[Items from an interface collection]
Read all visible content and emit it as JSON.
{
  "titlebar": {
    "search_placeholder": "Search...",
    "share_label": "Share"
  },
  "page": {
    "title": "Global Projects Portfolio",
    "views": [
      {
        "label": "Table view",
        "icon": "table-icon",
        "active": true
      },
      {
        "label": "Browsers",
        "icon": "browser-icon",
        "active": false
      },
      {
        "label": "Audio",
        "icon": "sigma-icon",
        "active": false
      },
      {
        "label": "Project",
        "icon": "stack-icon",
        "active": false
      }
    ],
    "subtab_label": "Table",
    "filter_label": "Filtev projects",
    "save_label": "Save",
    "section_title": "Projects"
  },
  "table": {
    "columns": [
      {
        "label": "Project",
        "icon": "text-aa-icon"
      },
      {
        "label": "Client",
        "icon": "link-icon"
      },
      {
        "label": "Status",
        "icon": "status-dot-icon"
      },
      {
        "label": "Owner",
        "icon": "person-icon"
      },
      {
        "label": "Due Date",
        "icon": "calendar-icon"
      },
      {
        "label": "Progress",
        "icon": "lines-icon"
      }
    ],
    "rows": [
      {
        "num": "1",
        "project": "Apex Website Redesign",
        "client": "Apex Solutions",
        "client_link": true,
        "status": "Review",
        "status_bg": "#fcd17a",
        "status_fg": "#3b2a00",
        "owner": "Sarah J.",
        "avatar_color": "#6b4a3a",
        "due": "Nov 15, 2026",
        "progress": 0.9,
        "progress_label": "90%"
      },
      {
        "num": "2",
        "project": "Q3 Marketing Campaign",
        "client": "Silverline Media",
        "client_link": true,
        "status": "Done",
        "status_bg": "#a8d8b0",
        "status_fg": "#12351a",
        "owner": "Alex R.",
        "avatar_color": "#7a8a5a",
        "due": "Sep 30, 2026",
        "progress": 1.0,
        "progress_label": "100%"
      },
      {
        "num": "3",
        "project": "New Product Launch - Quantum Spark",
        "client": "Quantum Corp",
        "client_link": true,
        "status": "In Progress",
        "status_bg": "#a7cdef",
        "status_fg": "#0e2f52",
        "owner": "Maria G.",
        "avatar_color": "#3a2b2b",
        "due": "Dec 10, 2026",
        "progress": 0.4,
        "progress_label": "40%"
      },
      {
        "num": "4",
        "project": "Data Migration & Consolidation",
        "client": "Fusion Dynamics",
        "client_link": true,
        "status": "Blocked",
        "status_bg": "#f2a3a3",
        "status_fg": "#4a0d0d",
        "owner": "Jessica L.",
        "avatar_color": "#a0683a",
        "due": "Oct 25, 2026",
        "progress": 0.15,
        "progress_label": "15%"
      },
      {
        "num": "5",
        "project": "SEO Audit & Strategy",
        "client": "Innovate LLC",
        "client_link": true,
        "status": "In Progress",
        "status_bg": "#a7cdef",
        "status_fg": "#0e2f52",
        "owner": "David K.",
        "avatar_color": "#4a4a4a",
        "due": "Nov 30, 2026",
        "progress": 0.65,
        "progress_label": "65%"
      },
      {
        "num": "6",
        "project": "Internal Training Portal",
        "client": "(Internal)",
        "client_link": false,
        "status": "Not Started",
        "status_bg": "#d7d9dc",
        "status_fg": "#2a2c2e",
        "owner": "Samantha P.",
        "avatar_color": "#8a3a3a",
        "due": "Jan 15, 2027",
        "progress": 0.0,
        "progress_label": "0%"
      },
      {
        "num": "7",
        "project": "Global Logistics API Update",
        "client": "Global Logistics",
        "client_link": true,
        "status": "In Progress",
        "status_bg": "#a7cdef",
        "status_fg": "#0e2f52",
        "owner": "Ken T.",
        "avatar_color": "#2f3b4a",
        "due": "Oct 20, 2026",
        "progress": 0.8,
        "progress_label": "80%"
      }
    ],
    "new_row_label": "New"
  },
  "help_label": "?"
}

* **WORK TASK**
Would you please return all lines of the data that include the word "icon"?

* **EXERCISE SOLUTION**
        "icon": "table-icon",
        "icon": "browser-icon",
        "icon": "sigma-icon",
        "icon": "stack-icon",
        "icon": "text-aa-icon"
        "icon": "link-icon"
        "icon": "status-dot-icon"
        "icon": "person-icon"
        "icon": "calendar-icon"
        "icon": "lines-icon"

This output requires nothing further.